WORK INSTRUCTION ▸ Please print every record exactly as it stands, leaving out the pictures.

= = = = =

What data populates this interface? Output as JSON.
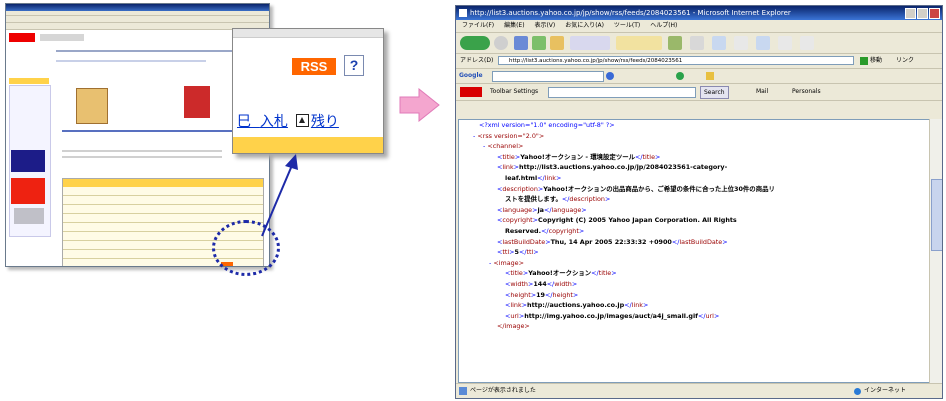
{
  "left_thumbnail": {
    "rss_label": "RSS"
  },
  "zoom": {
    "rss_label": "RSS",
    "help_label": "?",
    "bid_label": "入札",
    "remaining_label": "残り",
    "partial_char": "巳"
  },
  "browser": {
    "title": "http://list3.auctions.yahoo.co.jp/jp/show/rss/feeds/2084023561 - Microsoft Internet Explorer",
    "menu": [
      "ファイル(F)",
      "編集(E)",
      "表示(V)",
      "お気に入り(A)",
      "ツール(T)",
      "ヘルプ(H)"
    ],
    "address_label": "アドレス(D)",
    "address_value": "http://list3.auctions.yahoo.co.jp/jp/show/rss/feeds/2084023561",
    "go_label": "移動",
    "links_label": "リンク",
    "google_label": "Google",
    "search_label": "Search",
    "toolbar_settings": "Toolbar Settings",
    "mail_label": "Mail",
    "personals_label": "Personals",
    "status_text": "ページが表示されました",
    "zone_text": "インターネット"
  },
  "xml": {
    "decl": "<?xml version=\"1.0\" encoding=\"utf-8\" ?>",
    "rss_open": "<rss version=\"2.0\">",
    "channel_open": "<channel>",
    "title_value": "Yahoo!オークション - 環境設定ツール",
    "link_value_1": "http://list3.auctions.yahoo.co.jp/jp/2084023561-category-",
    "link_value_2": "leaf.html",
    "description_value_1": "Yahoo!オークションの出品商品から、ご希望の条件に合った上位30件の商品リ",
    "description_value_2": "ストを提供します。",
    "language_value": "ja",
    "copyright_value_1": "Copyright (C) 2005 Yahoo Japan Corporation. All Rights",
    "copyright_value_2": "Reserved.",
    "lastbuilddate_value": "Thu, 14 Apr 2005 22:33:32 +0900",
    "ttl_value": "5",
    "image_open": "<image>",
    "image_title_value": "Yahoo!オークション",
    "image_width_value": "144",
    "image_height_value": "19",
    "image_link_value": "http://auctions.yahoo.co.jp",
    "image_url_value": "http://img.yahoo.co.jp/images/auct/a4j_small.gif",
    "image_close": "</image>"
  }
}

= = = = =

WRITTEN REPLY ▸
What data populates this interface? Output as JSON.
{
  "left_thumbnail": {
    "rss_label": "RSS"
  },
  "zoom": {
    "rss_label": "RSS",
    "help_label": "?",
    "bid_label": "入札",
    "remaining_label": "残り",
    "partial_char": "巳"
  },
  "browser": {
    "title": "http://list3.auctions.yahoo.co.jp/jp/show/rss/feeds/2084023561 - Microsoft Internet Explorer",
    "menu": [
      "ファイル(F)",
      "編集(E)",
      "表示(V)",
      "お気に入り(A)",
      "ツール(T)",
      "ヘルプ(H)"
    ],
    "address_label": "アドレス(D)",
    "address_value": "http://list3.auctions.yahoo.co.jp/jp/show/rss/feeds/2084023561",
    "go_label": "移動",
    "links_label": "リンク",
    "google_label": "Google",
    "search_label": "Search",
    "toolbar_settings": "Toolbar Settings",
    "mail_label": "Mail",
    "personals_label": "Personals",
    "status_text": "ページが表示されました",
    "zone_text": "インターネット"
  },
  "xml": {
    "decl": "<?xml version=\"1.0\" encoding=\"utf-8\" ?>",
    "rss_open": "<rss version=\"2.0\">",
    "channel_open": "<channel>",
    "title_value": "Yahoo!オークション - 環境設定ツール",
    "link_value_1": "http://list3.auctions.yahoo.co.jp/jp/2084023561-category-",
    "link_value_2": "leaf.html",
    "description_value_1": "Yahoo!オークションの出品商品から、ご希望の条件に合った上位30件の商品リ",
    "description_value_2": "ストを提供します。",
    "language_value": "ja",
    "copyright_value_1": "Copyright (C) 2005 Yahoo Japan Corporation. All Rights",
    "copyright_value_2": "Reserved.",
    "lastbuilddate_value": "Thu, 14 Apr 2005 22:33:32 +0900",
    "ttl_value": "5",
    "image_open": "<image>",
    "image_title_value": "Yahoo!オークション",
    "image_width_value": "144",
    "image_height_value": "19",
    "image_link_value": "http://auctions.yahoo.co.jp",
    "image_url_value": "http://img.yahoo.co.jp/images/auct/a4j_small.gif",
    "image_close": "</image>"
  }
}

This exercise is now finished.